• [PROBLEM STATEMENT]: Each line of the data holding "Chia" should be found and copied.

• [DATA LISTING]:
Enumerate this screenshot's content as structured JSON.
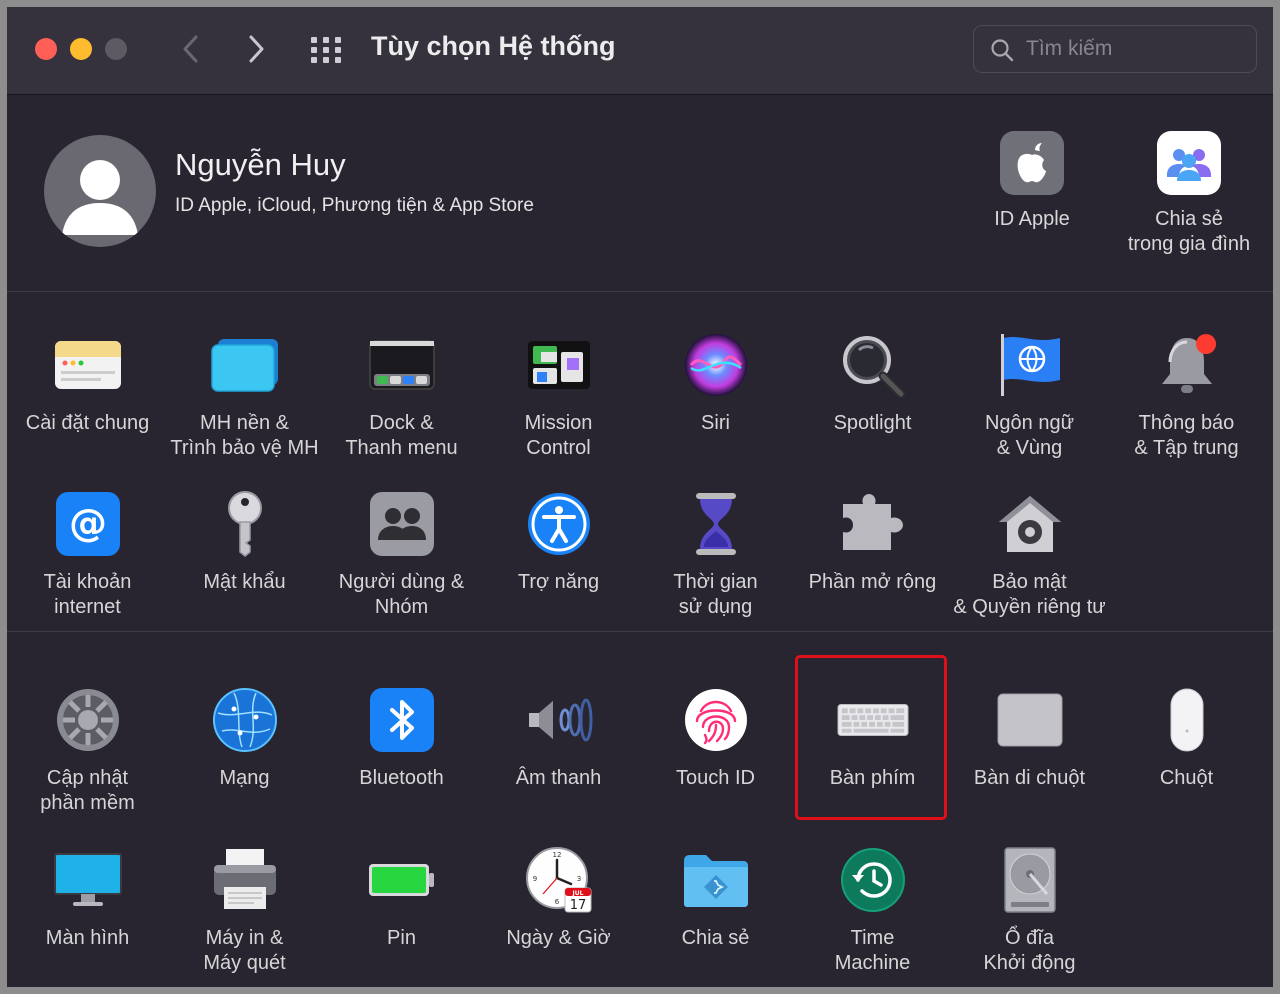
{
  "window": {
    "title": "Tùy chọn Hệ thống"
  },
  "search": {
    "placeholder": "Tìm kiếm"
  },
  "account": {
    "name": "Nguyễn Huy",
    "subtitle": "ID Apple, iCloud, Phương tiện & App Store",
    "items": [
      {
        "label": "ID Apple",
        "icon": "apple-logo-icon"
      },
      {
        "label": "Chia sẻ\ntrong gia đình",
        "icon": "family-sharing-icon"
      }
    ]
  },
  "panes": {
    "row1": [
      {
        "label": "Cài đặt chung",
        "icon": "general-icon"
      },
      {
        "label": "MH nền &\nTrình bảo vệ MH",
        "icon": "desktop-screensaver-icon"
      },
      {
        "label": "Dock &\nThanh menu",
        "icon": "dock-icon"
      },
      {
        "label": "Mission\nControl",
        "icon": "mission-control-icon"
      },
      {
        "label": "Siri",
        "icon": "siri-icon"
      },
      {
        "label": "Spotlight",
        "icon": "spotlight-icon"
      },
      {
        "label": "Ngôn ngữ\n& Vùng",
        "icon": "language-region-icon"
      },
      {
        "label": "Thông báo\n& Tập trung",
        "icon": "notifications-icon"
      }
    ],
    "row2": [
      {
        "label": "Tài khoản\ninternet",
        "icon": "internet-accounts-icon"
      },
      {
        "label": "Mật khẩu",
        "icon": "key-icon"
      },
      {
        "label": "Người dùng &\nNhóm",
        "icon": "users-groups-icon"
      },
      {
        "label": "Trợ năng",
        "icon": "accessibility-icon"
      },
      {
        "label": "Thời gian\nsử dụng",
        "icon": "screen-time-icon"
      },
      {
        "label": "Phần mở rộng",
        "icon": "extensions-icon"
      },
      {
        "label": "Bảo mật\n& Quyền riêng tư",
        "icon": "security-privacy-icon"
      }
    ],
    "row3": [
      {
        "label": "Cập nhật\nphần mềm",
        "icon": "software-update-icon"
      },
      {
        "label": "Mạng",
        "icon": "network-icon"
      },
      {
        "label": "Bluetooth",
        "icon": "bluetooth-icon"
      },
      {
        "label": "Âm thanh",
        "icon": "sound-icon"
      },
      {
        "label": "Touch ID",
        "icon": "touch-id-icon"
      },
      {
        "label": "Bàn phím",
        "icon": "keyboard-icon"
      },
      {
        "label": "Bàn di chuột",
        "icon": "trackpad-icon"
      },
      {
        "label": "Chuột",
        "icon": "mouse-icon"
      }
    ],
    "row4": [
      {
        "label": "Màn hình",
        "icon": "displays-icon"
      },
      {
        "label": "Máy in &\nMáy quét",
        "icon": "printer-icon"
      },
      {
        "label": "Pin",
        "icon": "battery-icon"
      },
      {
        "label": "Ngày & Giờ",
        "icon": "date-time-icon"
      },
      {
        "label": "Chia sẻ",
        "icon": "sharing-folder-icon"
      },
      {
        "label": "Time\nMachine",
        "icon": "time-machine-icon"
      },
      {
        "label": "Ổ đĩa\nKhởi động",
        "icon": "startup-disk-icon"
      }
    ]
  },
  "calendar_badge": {
    "month": "JUL",
    "day": "17"
  },
  "colors": {
    "window_bg": "#282430",
    "titlebar_bg": "#35313d",
    "highlight": "#e0101a",
    "accent_blue": "#1a82f7"
  }
}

• [ANSWER TO THE EXERCISE]:
        "label": "Chia sẻ\ntrong gia đình",
        "label": "Chia sẻ",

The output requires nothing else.